Vanilla, often considered the “plain Jane” flavor in the ice cream world, actually has a very exotic origin.
Vanilla extract is derived from the seed pods of the vanilla orchid. After a lengthy process of curing and fermentation, the seed pods (often called “beans” because of their resemblance to string beans) are dried, and then, usually with alcohol, an extract is made.
Put the vanilla beans in a pint glass jar or bottle and cover them completely with vodka. Screw on the lid or cap. Set the mixture aside in a cool, dark place to steep for at least 3 to 4 weeks (longer is better), shaking occasionally to combine.
Keeping the beans in the jar, you may use this homemade blend like any other vanilla extract. When the liquid gets below the level of the beans, just add more vodka.
Cheri notes that you can usually get three or four bottles of extract from the two vanilla beans. If you choose, you can add sugar or a sweetener like agave nectar to the extract to soften the flavor of the alcohol.
Alcohol-free homemade vanilla extract recipe
While alcohol’s chemical properties make it the perfect liquid to bring out the aroma and flavor of the vanilla, some people prefer to have their extract alcohol-free.
Here’s a recipe for a substitute version. Spoon for spoon, it might be a little less aromatic than its alcoholic counterpart, so you might choose to use a little extra.
Place the sliced vanilla bean pods in a pint glass jar or bottle, and cover them completely with the food-grade vegetable glycerin. Screw on the lid or cap. Set the mixture aside in a cool, dark place to steep for at least 3-4 weeks, shaking occasionally to combine.
Keeping the beans in the jar, you may use this homemade blend like any other vanilla extract.
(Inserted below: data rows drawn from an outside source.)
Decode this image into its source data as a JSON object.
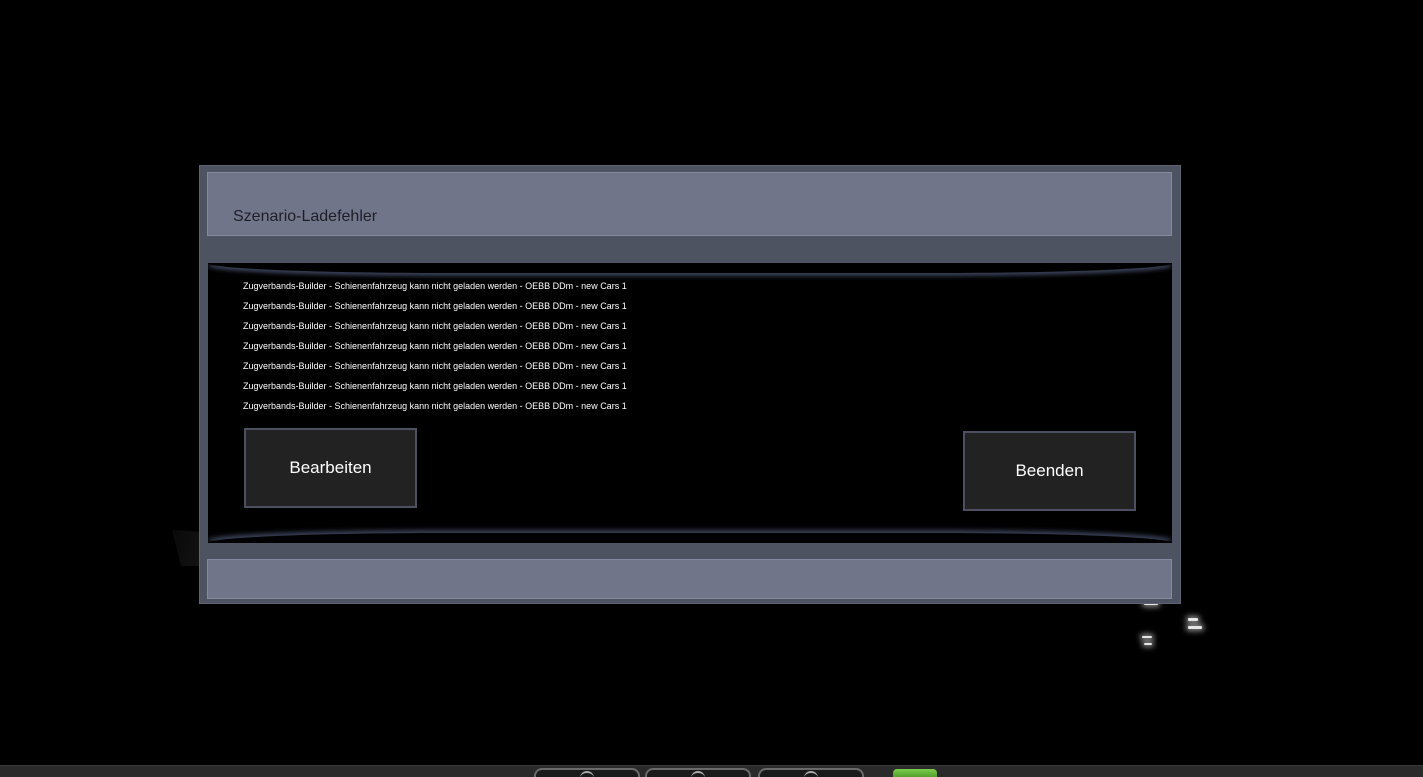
{
  "dialog": {
    "title": "Szenario-Ladefehler",
    "errors": [
      "Zugverbands-Builder - Schienenfahrzeug kann nicht geladen werden - OEBB DDm - new Cars 1",
      "Zugverbands-Builder - Schienenfahrzeug kann nicht geladen werden - OEBB DDm - new Cars 1",
      "Zugverbands-Builder - Schienenfahrzeug kann nicht geladen werden - OEBB DDm - new Cars 1",
      "Zugverbands-Builder - Schienenfahrzeug kann nicht geladen werden - OEBB DDm - new Cars 1",
      "Zugverbands-Builder - Schienenfahrzeug kann nicht geladen werden - OEBB DDm - new Cars 1",
      "Zugverbands-Builder - Schienenfahrzeug kann nicht geladen werden - OEBB DDm - new Cars 1",
      "Zugverbands-Builder - Schienenfahrzeug kann nicht geladen werden - OEBB DDm - new Cars 1"
    ],
    "edit_label": "Bearbeiten",
    "quit_label": "Beenden"
  },
  "taskbar": {
    "buttons": [
      "taskbar-button-1",
      "taskbar-button-2",
      "taskbar-button-3"
    ],
    "accent_icon": "green-status-icon"
  },
  "colors": {
    "dialog_frame": "#4e5362",
    "title_bar": "#717589",
    "button_bg": "#222222",
    "content_bg": "#000000"
  }
}
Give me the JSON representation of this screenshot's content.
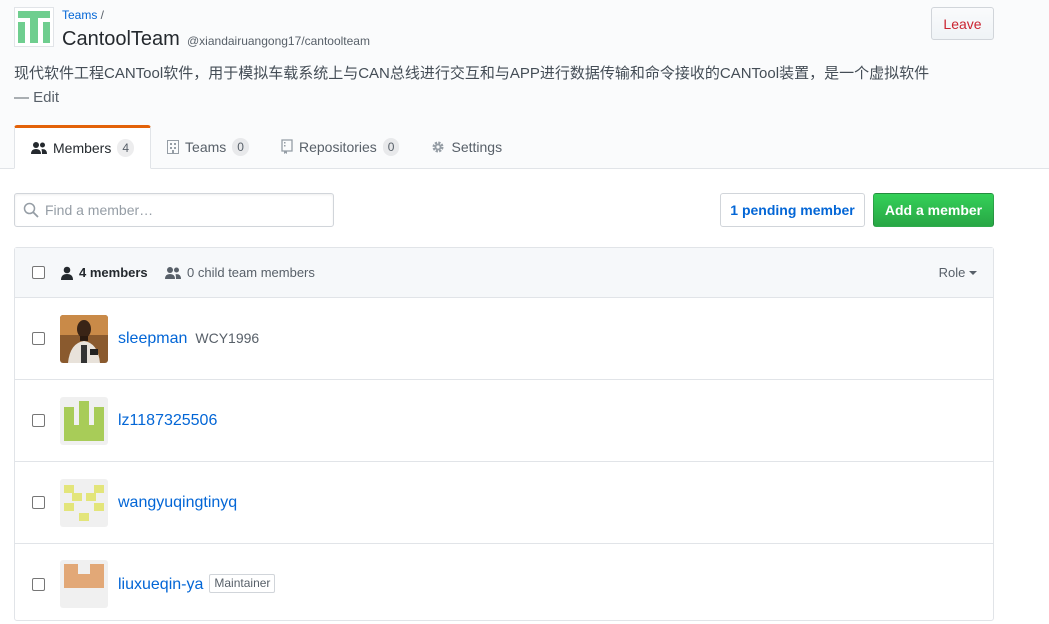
{
  "header": {
    "breadcrumb_link": "Teams",
    "breadcrumb_sep": " /",
    "title": "CantoolTeam",
    "handle": "@xiandairuangong17/cantoolteam",
    "leave_label": "Leave",
    "description": "现代软件工程CANTool软件，用于模拟车载系统上与CAN总线进行交互和与APP进行数据传输和命令接收的CANTool装置，是一个虚拟软件",
    "edit_prefix": "— ",
    "edit_label": "Edit"
  },
  "tabs": [
    {
      "label": "Members",
      "count": "4",
      "icon": "people-icon"
    },
    {
      "label": "Teams",
      "count": "0",
      "icon": "organization-icon"
    },
    {
      "label": "Repositories",
      "count": "0",
      "icon": "repo-icon"
    },
    {
      "label": "Settings",
      "count": "",
      "icon": "gear-icon"
    }
  ],
  "toolbar": {
    "search_placeholder": "Find a member…",
    "pending_label": "1 pending member",
    "add_label": "Add a member"
  },
  "table": {
    "members_label": "4 members",
    "child_label": "0 child team members",
    "role_label": "Role"
  },
  "members": [
    {
      "login": "sleepman",
      "name": "WCY1996",
      "badge": ""
    },
    {
      "login": "lz1187325506",
      "name": "",
      "badge": ""
    },
    {
      "login": "wangyuqingtinyq",
      "name": "",
      "badge": ""
    },
    {
      "login": "liuxueqin-ya",
      "name": "",
      "badge": "Maintainer"
    }
  ],
  "colors": {
    "accent": "#e36209",
    "link": "#0366d6",
    "primary_button": "#28a745",
    "danger": "#cb2431"
  }
}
When the liquid gets below the level of the beans, just add more glycerin. Add in more bean pods (with or without seeds) as you like — perhaps after using the seeds in other recipes.